brunty / laravel-environment

Generate and work with .env files from the command line via an artisan command within Laravel.


Setup and work with .env files in Laravel from the command line

NOTE: This doesn't work with Laravel 5 since .env files were changed. This is for Laravel 4.X

Latest Stable Version Build Status Coverage Status License

Future features

  • Allow for more config types for values - currently only strings are supported, I want to add support for constants, integers, booleans etc.

This Laravel 4 package gives you a way to setup and work with your environment files within Laravel from the command line.

  • env:configure


Install the package through Composer. Edit your project's composer.json file to require brunty/laravel-environment.

"require": {
	"brunty/laravel-environment": "0.*"

Next, update Composer from the Terminal:

composer update

Once this has completed, add the service provider to your service providers array in app/config/app.php


You should then be able to see the command within artisan

php artisan


  • php artisan env:configure

Use the above command to setup and/or configure an environment file, it works with the optional --env flag to specify what environment the file should be for.

When using this command, it'll prompt you for the variable name first, then the value.

If you want to specify a multi-dimensional array of items, you can use dot notation:

With a value of foo

Would be put into the .env file under:

    'db'    =>  [
        'host'  =>  'foo'

The names you enter for your env variables will autocomplete with existing values you have in the file.

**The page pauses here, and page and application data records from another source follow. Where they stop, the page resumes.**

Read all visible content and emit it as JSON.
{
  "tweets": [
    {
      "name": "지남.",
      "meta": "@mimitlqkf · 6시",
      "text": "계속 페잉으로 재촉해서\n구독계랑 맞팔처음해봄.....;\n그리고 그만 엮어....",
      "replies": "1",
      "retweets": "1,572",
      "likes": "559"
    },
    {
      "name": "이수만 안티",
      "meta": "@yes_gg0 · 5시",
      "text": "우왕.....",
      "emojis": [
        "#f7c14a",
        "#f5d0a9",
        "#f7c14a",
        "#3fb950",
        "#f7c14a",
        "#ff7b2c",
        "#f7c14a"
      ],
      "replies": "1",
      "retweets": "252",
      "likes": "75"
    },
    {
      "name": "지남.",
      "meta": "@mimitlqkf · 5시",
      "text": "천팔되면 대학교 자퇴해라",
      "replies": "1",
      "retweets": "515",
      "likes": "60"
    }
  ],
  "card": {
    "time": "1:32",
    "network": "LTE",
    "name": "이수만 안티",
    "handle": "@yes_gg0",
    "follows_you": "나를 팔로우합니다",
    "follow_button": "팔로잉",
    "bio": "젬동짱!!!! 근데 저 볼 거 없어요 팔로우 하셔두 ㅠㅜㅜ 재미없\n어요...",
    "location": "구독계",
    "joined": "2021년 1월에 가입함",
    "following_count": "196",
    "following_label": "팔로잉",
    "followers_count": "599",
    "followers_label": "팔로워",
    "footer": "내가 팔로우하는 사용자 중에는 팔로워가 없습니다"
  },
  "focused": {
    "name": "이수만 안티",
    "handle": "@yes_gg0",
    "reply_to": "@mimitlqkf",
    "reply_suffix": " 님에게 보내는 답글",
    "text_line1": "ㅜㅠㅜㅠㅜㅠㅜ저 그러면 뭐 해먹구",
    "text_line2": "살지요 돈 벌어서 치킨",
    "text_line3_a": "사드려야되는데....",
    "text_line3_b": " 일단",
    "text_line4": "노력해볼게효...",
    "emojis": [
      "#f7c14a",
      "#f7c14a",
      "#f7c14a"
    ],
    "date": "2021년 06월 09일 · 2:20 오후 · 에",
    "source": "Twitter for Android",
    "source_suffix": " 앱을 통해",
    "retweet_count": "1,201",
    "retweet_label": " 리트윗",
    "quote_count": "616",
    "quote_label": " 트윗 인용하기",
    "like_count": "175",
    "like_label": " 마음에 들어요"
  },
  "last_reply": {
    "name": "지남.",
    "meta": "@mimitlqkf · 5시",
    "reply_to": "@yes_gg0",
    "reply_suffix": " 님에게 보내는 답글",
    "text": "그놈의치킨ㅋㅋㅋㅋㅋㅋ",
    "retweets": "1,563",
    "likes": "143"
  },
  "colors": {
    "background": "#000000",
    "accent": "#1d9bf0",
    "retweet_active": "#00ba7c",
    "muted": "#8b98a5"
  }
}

To finish setup, just hit enter without giving a name when the command prompts you for a name.

It'll then give you a table showing the values that will be written to the file and prompt you to confirm that you want to write these values.

Access environment variables

Previously, you may have accessed your environment variables with the $_ENV superglobal like so:

'key'   =>  $_ENV['ENV_VAR'],

This can cause undefined index errors if you don't have a file for your environment already setup (this package can create a file from blank if required) when using this way of accessing environment variables.

I would recommend that you reference your environment variables using:

'key'   =>  getenv('varname'),

Which will simply return false if the environment variable doesn't exist (any 'multi-dimensional' items can be access with dot notation in the same way you entered them)


  • Using this command, you can over-write previous values, to do this, just give the same name as the existing value, and it'll over-write the old values as it merges the user input with any existing values.
  • If using multi-dimensional arrays, you cannot specify both a value for an item, and have an array in that same item.
  • This command assumes you're running it under a user who has permission to write files if needed (as well as create the file if it doesn't already exist)

Example of an early version working

Example of an early version working